_Extracted information_:
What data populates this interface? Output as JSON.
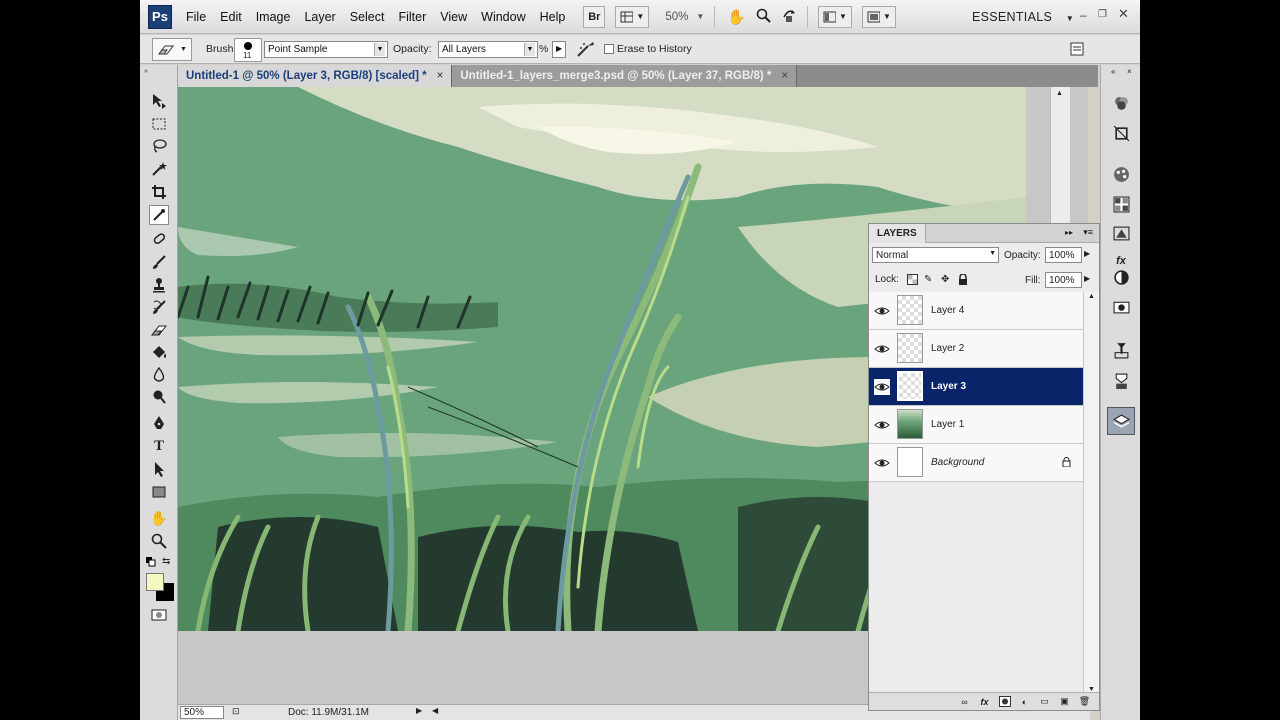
{
  "app": {
    "logo": "Ps",
    "workspace": "ESSENTIALS"
  },
  "menu": [
    "File",
    "Edit",
    "Image",
    "Layer",
    "Select",
    "Filter",
    "View",
    "Window",
    "Help"
  ],
  "appbar": {
    "bridge_label": "Br",
    "zoom": "50%"
  },
  "options": {
    "brush_label": "Brush:",
    "brush_size": "11",
    "sample_value": "Point Sample",
    "opacity_label": "Opacity:",
    "opacity_value": "All Layers",
    "opacity_unit": "%",
    "erase_history_label": "Erase to History"
  },
  "tabs": [
    {
      "label": "Untitled-1 @ 50% (Layer 3, RGB/8) [scaled] *",
      "close": "×"
    },
    {
      "label": "Untitled-1_layers_merge3.psd @ 50% (Layer 37, RGB/8) *",
      "close": "×"
    }
  ],
  "status": {
    "zoom": "50%",
    "doc": "Doc: 11.9M/31.1M"
  },
  "layers_panel": {
    "title": "LAYERS",
    "blend_mode": "Normal",
    "opacity_label": "Opacity:",
    "opacity": "100%",
    "lock_label": "Lock:",
    "fill_label": "Fill:",
    "fill": "100%",
    "layers": [
      {
        "name": "Layer 4",
        "selected": false,
        "thumb": "checker",
        "italic": false,
        "locked": false
      },
      {
        "name": "Layer 2",
        "selected": false,
        "thumb": "checker",
        "italic": false,
        "locked": false
      },
      {
        "name": "Layer 3",
        "selected": true,
        "thumb": "checker",
        "italic": false,
        "locked": false
      },
      {
        "name": "Layer 1",
        "selected": false,
        "thumb": "scene",
        "italic": false,
        "locked": false
      },
      {
        "name": "Background",
        "selected": false,
        "thumb": "white",
        "italic": true,
        "locked": true
      }
    ]
  },
  "colors": {
    "foreground": "#f5f9c0",
    "background": "#000000",
    "selection": "#0a246a",
    "canvas_green": "#6aa47c"
  }
}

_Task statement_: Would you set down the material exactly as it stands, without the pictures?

_Written response_:
What data populates this interface? Output as JSON.
{
  "app": {
    "logo": "Ps",
    "workspace": "ESSENTIALS"
  },
  "menu": [
    "File",
    "Edit",
    "Image",
    "Layer",
    "Select",
    "Filter",
    "View",
    "Window",
    "Help"
  ],
  "appbar": {
    "bridge_label": "Br",
    "zoom": "50%"
  },
  "options": {
    "brush_label": "Brush:",
    "brush_size": "11",
    "sample_value": "Point Sample",
    "opacity_label": "Opacity:",
    "opacity_value": "All Layers",
    "opacity_unit": "%",
    "erase_history_label": "Erase to History"
  },
  "tabs": [
    {
      "label": "Untitled-1 @ 50% (Layer 3, RGB/8) [scaled] *",
      "close": "×"
    },
    {
      "label": "Untitled-1_layers_merge3.psd @ 50% (Layer 37, RGB/8) *",
      "close": "×"
    }
  ],
  "status": {
    "zoom": "50%",
    "doc": "Doc: 11.9M/31.1M"
  },
  "layers_panel": {
    "title": "LAYERS",
    "blend_mode": "Normal",
    "opacity_label": "Opacity:",
    "opacity": "100%",
    "lock_label": "Lock:",
    "fill_label": "Fill:",
    "fill": "100%",
    "layers": [
      {
        "name": "Layer 4",
        "selected": false,
        "thumb": "checker",
        "italic": false,
        "locked": false
      },
      {
        "name": "Layer 2",
        "selected": false,
        "thumb": "checker",
        "italic": false,
        "locked": false
      },
      {
        "name": "Layer 3",
        "selected": true,
        "thumb": "checker",
        "italic": false,
        "locked": false
      },
      {
        "name": "Layer 1",
        "selected": false,
        "thumb": "scene",
        "italic": false,
        "locked": false
      },
      {
        "name": "Background",
        "selected": false,
        "thumb": "white",
        "italic": true,
        "locked": true
      }
    ]
  },
  "colors": {
    "foreground": "#f5f9c0",
    "background": "#000000",
    "selection": "#0a246a",
    "canvas_green": "#6aa47c"
  }
}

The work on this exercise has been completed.